Weakness is defined as a lack of strength and the inability to generate normal voluntary force in a muscle.[1]  It is a feature of several neuromotor disorders that are characterized by faulty movements, altered muscle tone, and postural and joint malalignments – the latter a causative factor without neural concerns. [2],[3],[4]  Weakness is a also common aspect of pain syndromes.[2],[5]

How can TheraTogs contribute to the management of weakness?

Strength deficit is mainly due to a lack of use and to muscle couple imbalance related to a use history in the presence of joint malalignment.3 TheraTogs systems can sustain – into daily life – corrections of functioning trunk and limb alignment that can be made either actively or with unforced manual help. Prolonged use of TheraTogs allows the wearer’s muscles to activate and adapt to a more biomechanically and kinesiologically correct condition of functioning alignment.[6]

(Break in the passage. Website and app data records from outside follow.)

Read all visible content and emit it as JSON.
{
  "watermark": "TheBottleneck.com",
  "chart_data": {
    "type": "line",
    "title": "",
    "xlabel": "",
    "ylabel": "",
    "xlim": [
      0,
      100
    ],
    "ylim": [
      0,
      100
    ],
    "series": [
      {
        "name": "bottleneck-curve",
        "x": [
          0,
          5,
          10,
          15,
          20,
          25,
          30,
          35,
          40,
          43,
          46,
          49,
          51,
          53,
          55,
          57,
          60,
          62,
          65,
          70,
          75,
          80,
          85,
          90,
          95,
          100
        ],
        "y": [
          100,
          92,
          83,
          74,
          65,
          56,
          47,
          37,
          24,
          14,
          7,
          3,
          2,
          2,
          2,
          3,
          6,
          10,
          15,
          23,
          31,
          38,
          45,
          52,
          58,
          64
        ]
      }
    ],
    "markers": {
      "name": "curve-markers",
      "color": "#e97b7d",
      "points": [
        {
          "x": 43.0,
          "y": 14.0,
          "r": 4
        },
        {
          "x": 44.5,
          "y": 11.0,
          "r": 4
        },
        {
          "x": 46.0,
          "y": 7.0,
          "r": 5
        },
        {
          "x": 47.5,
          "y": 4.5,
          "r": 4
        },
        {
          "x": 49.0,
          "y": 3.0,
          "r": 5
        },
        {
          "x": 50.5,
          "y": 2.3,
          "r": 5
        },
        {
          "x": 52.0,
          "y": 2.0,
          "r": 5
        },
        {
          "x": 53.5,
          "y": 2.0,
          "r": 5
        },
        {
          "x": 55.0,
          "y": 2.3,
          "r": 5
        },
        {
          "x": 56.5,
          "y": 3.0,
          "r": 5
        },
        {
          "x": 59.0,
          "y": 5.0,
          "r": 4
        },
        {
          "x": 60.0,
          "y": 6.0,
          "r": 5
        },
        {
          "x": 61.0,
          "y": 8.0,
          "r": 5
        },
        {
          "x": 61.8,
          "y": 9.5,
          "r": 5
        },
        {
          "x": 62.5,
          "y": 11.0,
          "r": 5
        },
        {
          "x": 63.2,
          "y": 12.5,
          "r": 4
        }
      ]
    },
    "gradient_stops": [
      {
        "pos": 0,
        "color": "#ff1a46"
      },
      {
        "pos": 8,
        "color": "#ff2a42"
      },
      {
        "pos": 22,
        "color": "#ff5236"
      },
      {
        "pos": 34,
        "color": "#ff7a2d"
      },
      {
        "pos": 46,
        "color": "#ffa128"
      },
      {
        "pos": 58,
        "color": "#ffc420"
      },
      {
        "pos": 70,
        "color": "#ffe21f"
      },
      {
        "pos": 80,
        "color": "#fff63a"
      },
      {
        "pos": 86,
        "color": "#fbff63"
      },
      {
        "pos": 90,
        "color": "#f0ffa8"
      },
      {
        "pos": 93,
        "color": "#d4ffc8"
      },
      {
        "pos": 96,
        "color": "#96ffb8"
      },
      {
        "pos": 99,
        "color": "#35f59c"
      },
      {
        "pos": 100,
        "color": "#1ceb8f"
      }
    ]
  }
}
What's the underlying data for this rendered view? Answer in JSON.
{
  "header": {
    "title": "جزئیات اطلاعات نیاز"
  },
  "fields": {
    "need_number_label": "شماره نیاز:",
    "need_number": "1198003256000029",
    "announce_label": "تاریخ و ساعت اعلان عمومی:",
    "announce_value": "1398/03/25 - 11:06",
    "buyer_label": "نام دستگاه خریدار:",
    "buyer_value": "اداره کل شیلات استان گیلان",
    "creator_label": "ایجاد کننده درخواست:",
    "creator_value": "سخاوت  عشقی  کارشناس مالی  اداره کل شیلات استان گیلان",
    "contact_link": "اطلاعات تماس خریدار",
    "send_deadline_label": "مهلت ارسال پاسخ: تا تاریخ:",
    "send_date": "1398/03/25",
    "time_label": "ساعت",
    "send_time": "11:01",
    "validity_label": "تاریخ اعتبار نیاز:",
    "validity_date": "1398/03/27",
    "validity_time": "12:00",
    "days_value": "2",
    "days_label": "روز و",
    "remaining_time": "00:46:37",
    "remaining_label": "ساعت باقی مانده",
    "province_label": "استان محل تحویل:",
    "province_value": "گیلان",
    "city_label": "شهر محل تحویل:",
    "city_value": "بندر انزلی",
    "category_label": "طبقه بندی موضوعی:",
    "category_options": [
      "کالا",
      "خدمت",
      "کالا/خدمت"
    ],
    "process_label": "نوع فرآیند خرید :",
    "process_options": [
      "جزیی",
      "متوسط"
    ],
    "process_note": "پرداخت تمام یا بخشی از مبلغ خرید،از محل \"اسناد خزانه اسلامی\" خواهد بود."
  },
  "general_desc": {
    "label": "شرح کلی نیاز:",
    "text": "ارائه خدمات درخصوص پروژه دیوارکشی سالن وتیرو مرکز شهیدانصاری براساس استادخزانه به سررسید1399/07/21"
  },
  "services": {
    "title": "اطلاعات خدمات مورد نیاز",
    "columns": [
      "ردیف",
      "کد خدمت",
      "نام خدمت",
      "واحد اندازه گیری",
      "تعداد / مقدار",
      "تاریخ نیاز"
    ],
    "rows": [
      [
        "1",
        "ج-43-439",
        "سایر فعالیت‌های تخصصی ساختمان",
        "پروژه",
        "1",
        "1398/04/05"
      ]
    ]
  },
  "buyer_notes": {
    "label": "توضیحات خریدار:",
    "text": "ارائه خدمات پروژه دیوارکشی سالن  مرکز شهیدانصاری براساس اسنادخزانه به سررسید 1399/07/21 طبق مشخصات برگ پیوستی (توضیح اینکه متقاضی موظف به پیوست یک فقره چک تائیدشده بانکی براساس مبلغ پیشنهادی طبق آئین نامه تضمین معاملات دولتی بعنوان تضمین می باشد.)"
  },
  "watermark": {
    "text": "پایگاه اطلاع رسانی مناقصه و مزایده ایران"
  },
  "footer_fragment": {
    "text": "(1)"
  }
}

Applicable Sciences:

Applicable Therapy Approaches:

TheraTogs are often used to address these indications which commonly feature muscle weakness:

Applicable TheraTogs Systems

These TheraTogs systems can support therapy goals for remediating – or preventing – weakness:


  1. Sanger TD, Chen D, Delgado MR, et al. and the Taskforce on Childhood Motor Disorders. 2006. Definition and Classification of Negative Motor Signs in Childhood. Pediatrics . 118: 2159-2167.
  2. Sahrmann SA.  2010. Movement System Impairment Syndromes of the Extremities, Cervical and Thoracic Spines. St. Louis, MO: Elsevier Mosby.
  3. Bohannon RW. 1986. Strength of lower limb related to gait velocity and cadence in stroke patients. Physiother Can. 38: 204-206.
  4. Wiley ME, Damiano DL. 1998. Lower-extremity strength profiles in spastic cerebral palsy. Dev Med Child Neurol.40(2): 100-7.
  5. Sahrmann SA. 2002 Diagnosis and Treatment of Movement Impairment Syndromes. St. Louis, MO: Mosby.
  6. Maguire C et al. 2012 BMC Neurology. 12:18